What the task asks:
Search the entries below for "JSON" and copy each matching line.
══ Records to use
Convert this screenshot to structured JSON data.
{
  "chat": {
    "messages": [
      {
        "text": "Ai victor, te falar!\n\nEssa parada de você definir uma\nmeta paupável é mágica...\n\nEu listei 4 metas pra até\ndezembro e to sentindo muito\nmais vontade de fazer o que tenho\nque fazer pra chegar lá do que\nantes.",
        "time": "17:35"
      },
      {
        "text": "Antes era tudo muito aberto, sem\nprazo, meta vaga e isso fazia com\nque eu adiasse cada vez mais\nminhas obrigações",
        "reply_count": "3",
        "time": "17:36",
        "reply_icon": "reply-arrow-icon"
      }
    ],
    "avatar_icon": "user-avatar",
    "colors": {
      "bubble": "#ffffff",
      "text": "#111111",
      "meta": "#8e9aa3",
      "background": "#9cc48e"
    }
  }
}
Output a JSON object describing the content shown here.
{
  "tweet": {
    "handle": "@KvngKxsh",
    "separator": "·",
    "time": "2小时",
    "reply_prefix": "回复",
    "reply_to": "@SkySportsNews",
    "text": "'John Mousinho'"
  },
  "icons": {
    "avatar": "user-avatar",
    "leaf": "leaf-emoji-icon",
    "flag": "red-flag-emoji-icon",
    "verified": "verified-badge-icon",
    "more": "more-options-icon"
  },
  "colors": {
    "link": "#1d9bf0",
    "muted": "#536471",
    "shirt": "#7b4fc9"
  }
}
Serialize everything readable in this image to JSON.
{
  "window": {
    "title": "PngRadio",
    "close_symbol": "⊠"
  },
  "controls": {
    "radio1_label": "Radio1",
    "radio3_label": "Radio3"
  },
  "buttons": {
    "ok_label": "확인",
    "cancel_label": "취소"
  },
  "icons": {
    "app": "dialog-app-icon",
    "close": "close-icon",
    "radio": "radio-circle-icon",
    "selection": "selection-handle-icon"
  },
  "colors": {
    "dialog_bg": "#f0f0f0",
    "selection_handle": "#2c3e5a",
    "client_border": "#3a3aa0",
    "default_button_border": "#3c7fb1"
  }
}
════
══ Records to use
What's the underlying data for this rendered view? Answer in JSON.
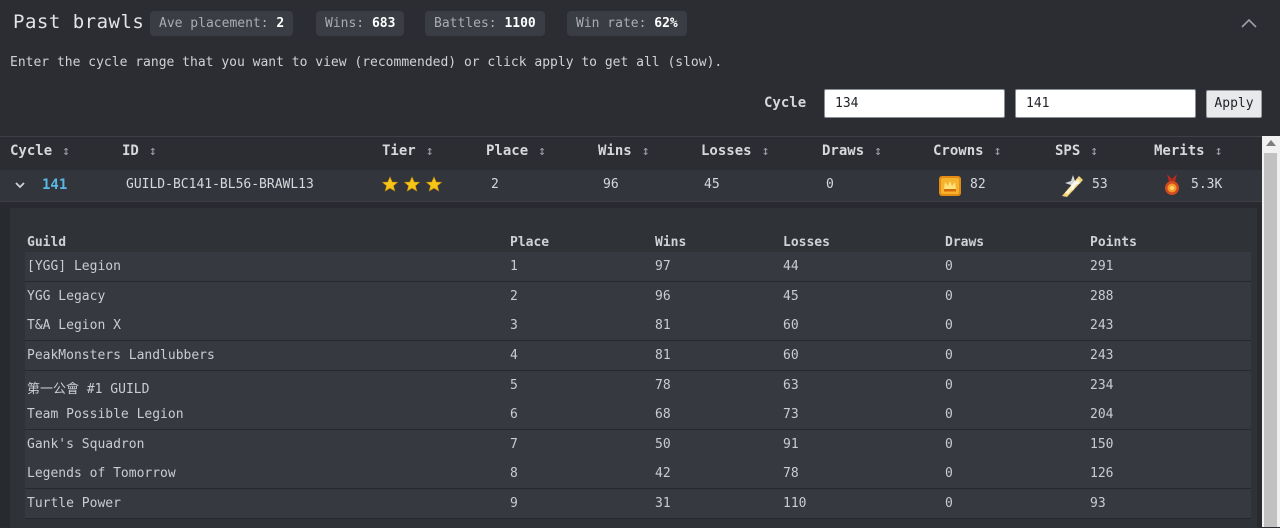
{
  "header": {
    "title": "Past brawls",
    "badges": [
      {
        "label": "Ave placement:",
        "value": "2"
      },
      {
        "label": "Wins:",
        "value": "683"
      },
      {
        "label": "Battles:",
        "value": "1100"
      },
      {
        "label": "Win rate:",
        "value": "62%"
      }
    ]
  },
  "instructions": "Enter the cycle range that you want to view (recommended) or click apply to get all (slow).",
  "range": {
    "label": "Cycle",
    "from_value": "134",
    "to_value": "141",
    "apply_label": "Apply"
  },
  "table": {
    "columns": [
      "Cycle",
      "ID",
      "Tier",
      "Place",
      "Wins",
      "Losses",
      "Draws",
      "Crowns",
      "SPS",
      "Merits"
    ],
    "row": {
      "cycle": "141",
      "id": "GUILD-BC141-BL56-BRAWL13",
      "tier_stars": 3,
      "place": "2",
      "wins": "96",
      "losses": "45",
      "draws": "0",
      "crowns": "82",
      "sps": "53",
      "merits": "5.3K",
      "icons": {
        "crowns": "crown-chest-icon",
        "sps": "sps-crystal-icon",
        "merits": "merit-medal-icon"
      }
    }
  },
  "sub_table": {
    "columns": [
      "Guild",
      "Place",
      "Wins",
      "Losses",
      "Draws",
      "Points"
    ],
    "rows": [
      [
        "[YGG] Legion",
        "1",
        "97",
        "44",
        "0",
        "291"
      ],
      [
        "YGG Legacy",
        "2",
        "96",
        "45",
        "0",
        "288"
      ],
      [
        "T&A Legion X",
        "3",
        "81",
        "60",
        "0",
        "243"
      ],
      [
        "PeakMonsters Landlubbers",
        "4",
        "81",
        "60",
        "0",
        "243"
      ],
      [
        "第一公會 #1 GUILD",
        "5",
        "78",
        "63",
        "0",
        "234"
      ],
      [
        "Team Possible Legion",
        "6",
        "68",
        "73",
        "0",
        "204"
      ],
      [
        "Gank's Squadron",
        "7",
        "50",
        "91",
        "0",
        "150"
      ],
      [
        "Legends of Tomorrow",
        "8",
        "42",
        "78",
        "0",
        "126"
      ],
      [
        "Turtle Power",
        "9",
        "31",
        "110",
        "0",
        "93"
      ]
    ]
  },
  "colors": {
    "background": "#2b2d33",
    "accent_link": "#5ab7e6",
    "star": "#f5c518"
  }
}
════
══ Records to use
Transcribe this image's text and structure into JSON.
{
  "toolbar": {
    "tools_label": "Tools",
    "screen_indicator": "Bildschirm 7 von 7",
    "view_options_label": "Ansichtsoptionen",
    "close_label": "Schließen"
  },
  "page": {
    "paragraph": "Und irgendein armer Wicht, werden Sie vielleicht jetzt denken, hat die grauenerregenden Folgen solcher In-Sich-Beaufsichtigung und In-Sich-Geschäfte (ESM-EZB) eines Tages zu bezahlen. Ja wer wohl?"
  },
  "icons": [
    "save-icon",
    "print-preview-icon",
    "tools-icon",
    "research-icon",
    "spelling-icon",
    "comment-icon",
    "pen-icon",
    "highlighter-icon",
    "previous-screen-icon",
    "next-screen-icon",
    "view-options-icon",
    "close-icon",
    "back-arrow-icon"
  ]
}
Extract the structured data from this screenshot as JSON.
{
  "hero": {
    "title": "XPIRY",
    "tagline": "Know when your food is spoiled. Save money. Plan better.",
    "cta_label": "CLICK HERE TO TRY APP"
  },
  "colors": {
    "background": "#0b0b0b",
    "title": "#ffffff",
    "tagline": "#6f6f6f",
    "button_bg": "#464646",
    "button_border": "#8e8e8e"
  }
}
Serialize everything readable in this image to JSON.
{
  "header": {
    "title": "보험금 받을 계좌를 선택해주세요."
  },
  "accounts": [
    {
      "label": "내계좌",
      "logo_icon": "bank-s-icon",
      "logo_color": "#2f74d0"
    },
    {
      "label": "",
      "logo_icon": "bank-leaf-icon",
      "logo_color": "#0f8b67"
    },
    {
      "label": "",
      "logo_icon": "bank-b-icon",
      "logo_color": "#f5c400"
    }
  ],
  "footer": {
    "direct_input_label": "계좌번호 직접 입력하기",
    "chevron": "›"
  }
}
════
Solution to this task:
Convert this screenshot to structured JSON data.
Output a JSON object describing the content shown here.
Serialize everything readable in this image to JSON.
What's the underlying data for this rendered view? Answer in JSON.
Transcribe this image's text and structure into JSON.
Extract the structured data from this screenshot as JSON.
Serialize everything readable in this image to JSON.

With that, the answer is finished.